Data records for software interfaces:
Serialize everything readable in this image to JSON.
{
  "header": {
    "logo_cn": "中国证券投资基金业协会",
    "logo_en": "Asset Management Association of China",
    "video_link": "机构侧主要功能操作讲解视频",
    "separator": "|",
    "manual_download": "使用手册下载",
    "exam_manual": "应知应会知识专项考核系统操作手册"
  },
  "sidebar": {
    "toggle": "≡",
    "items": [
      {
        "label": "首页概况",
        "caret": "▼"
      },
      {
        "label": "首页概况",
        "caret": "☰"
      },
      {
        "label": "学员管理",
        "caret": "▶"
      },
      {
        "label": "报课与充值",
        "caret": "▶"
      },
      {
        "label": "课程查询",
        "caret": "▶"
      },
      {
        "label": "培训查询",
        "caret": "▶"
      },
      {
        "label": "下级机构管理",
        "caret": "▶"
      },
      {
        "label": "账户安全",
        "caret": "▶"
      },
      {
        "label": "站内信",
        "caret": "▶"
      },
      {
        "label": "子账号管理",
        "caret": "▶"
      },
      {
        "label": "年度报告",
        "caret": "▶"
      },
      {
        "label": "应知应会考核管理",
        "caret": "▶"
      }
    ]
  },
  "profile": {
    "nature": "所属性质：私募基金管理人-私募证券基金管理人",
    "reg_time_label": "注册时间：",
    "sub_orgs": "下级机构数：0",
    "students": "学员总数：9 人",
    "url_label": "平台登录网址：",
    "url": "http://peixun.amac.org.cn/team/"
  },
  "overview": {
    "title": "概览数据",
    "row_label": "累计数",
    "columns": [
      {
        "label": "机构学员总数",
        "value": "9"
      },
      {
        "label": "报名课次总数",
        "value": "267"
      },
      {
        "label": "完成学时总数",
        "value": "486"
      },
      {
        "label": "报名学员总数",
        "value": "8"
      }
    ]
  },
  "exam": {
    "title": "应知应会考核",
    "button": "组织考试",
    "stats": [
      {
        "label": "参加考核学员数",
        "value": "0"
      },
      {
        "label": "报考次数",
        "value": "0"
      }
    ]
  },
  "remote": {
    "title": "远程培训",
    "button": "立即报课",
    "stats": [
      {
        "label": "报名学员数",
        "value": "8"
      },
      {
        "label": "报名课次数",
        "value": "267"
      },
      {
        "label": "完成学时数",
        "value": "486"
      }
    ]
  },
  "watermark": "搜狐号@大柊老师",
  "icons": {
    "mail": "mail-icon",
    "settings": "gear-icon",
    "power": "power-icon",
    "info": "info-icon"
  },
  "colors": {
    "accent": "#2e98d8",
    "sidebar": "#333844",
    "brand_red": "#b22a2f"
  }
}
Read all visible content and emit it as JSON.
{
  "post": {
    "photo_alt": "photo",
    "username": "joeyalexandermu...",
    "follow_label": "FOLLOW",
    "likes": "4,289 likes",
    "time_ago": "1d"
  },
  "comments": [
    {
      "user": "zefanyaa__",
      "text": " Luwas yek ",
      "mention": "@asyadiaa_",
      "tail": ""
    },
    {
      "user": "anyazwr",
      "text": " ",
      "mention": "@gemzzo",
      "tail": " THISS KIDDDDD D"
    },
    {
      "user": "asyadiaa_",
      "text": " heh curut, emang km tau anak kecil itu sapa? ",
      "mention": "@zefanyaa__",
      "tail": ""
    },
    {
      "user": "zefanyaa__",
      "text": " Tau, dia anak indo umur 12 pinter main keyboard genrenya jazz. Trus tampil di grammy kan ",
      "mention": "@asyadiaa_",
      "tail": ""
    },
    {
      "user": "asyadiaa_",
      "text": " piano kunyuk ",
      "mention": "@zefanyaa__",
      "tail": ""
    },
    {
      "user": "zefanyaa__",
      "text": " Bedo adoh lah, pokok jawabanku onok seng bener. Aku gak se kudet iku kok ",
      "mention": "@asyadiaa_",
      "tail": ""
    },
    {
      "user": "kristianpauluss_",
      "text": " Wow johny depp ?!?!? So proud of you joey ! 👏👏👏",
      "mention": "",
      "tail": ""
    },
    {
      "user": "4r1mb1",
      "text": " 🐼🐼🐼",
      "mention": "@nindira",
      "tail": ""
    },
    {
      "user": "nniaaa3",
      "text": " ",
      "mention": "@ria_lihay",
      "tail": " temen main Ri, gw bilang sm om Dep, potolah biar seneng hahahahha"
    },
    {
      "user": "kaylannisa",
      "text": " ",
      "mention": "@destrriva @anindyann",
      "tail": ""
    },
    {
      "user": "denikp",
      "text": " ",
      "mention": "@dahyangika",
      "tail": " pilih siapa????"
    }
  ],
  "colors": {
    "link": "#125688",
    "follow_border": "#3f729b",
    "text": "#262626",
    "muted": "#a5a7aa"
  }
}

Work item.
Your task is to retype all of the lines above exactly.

Completed task.
Serialize everything readable in this image to JSON.
{
  "header": {
    "logo_cn": "中国证券投资基金业协会",
    "logo_en": "Asset Management Association of China",
    "video_link": "机构侧主要功能操作讲解视频",
    "separator": "|",
    "manual_download": "使用手册下载",
    "exam_manual": "应知应会知识专项考核系统操作手册"
  },
  "sidebar": {
    "toggle": "≡",
    "items": [
      {
        "label": "首页概况",
        "caret": "▼"
      },
      {
        "label": "首页概况",
        "caret": "☰"
      },
      {
        "label": "学员管理",
        "caret": "▶"
      },
      {
        "label": "报课与充值",
        "caret": "▶"
      },
      {
        "label": "课程查询",
        "caret": "▶"
      },
      {
        "label": "培训查询",
        "caret": "▶"
      },
      {
        "label": "下级机构管理",
        "caret": "▶"
      },
      {
        "label": "账户安全",
        "caret": "▶"
      },
      {
        "label": "站内信",
        "caret": "▶"
      },
      {
        "label": "子账号管理",
        "caret": "▶"
      },
      {
        "label": "年度报告",
        "caret": "▶"
      },
      {
        "label": "应知应会考核管理",
        "caret": "▶"
      }
    ]
  },
  "profile": {
    "nature": "所属性质：私募基金管理人-私募证券基金管理人",
    "reg_time_label": "注册时间：",
    "sub_orgs": "下级机构数：0",
    "students": "学员总数：9 人",
    "url_label": "平台登录网址：",
    "url": "http://peixun.amac.org.cn/team/"
  },
  "overview": {
    "title": "概览数据",
    "row_label": "累计数",
    "columns": [
      {
        "label": "机构学员总数",
        "value": "9"
      },
      {
        "label": "报名课次总数",
        "value": "267"
      },
      {
        "label": "完成学时总数",
        "value": "486"
      },
      {
        "label": "报名学员总数",
        "value": "8"
      }
    ]
  },
  "exam": {
    "title": "应知应会考核",
    "button": "组织考试",
    "stats": [
      {
        "label": "参加考核学员数",
        "value": "0"
      },
      {
        "label": "报考次数",
        "value": "0"
      }
    ]
  },
  "remote": {
    "title": "远程培训",
    "button": "立即报课",
    "stats": [
      {
        "label": "报名学员数",
        "value": "8"
      },
      {
        "label": "报名课次数",
        "value": "267"
      },
      {
        "label": "完成学时数",
        "value": "486"
      }
    ]
  },
  "watermark": "搜狐号@大柊老师",
  "icons": {
    "mail": "mail-icon",
    "settings": "gear-icon",
    "power": "power-icon",
    "info": "info-icon"
  },
  "colors": {
    "accent": "#2e98d8",
    "sidebar": "#333844",
    "brand_red": "#b22a2f"
  }
}
Read all visible content and emit it as JSON.
{
  "post": {
    "photo_alt": "photo",
    "username": "joeyalexandermu...",
    "follow_label": "FOLLOW",
    "likes": "4,289 likes",
    "time_ago": "1d"
  },
  "comments": [
    {
      "user": "zefanyaa__",
      "text": " Luwas yek ",
      "mention": "@asyadiaa_",
      "tail": ""
    },
    {
      "user": "anyazwr",
      "text": " ",
      "mention": "@gemzzo",
      "tail": " THISS KIDDDDD D"
    },
    {
      "user": "asyadiaa_",
      "text": " heh curut, emang km tau anak kecil itu sapa? ",
      "mention": "@zefanyaa__",
      "tail": ""
    },
    {
      "user": "zefanyaa__",
      "text": " Tau, dia anak indo umur 12 pinter main keyboard genrenya jazz. Trus tampil di grammy kan ",
      "mention": "@asyadiaa_",
      "tail": ""
    },
    {
      "user": "asyadiaa_",
      "text": " piano kunyuk ",
      "mention": "@zefanyaa__",
      "tail": ""
    },
    {
      "user": "zefanyaa__",
      "text": " Bedo adoh lah, pokok jawabanku onok seng bener. Aku gak se kudet iku kok ",
      "mention": "@asyadiaa_",
      "tail": ""
    },
    {
      "user": "kristianpauluss_",
      "text": " Wow johny depp ?!?!? So proud of you joey ! 👏👏👏",
      "mention": "",
      "tail": ""
    },
    {
      "user": "4r1mb1",
      "text": " 🐼🐼🐼",
      "mention": "@nindira",
      "tail": ""
    },
    {
      "user": "nniaaa3",
      "text": " ",
      "mention": "@ria_lihay",
      "tail": " temen main Ri, gw bilang sm om Dep, potolah biar seneng hahahahha"
    },
    {
      "user": "kaylannisa",
      "text": " ",
      "mention": "@destrriva @anindyann",
      "tail": ""
    },
    {
      "user": "denikp",
      "text": " ",
      "mention": "@dahyangika",
      "tail": " pilih siapa????"
    }
  ],
  "colors": {
    "link": "#125688",
    "follow_border": "#3f729b",
    "text": "#262626",
    "muted": "#a5a7aa"
  }
}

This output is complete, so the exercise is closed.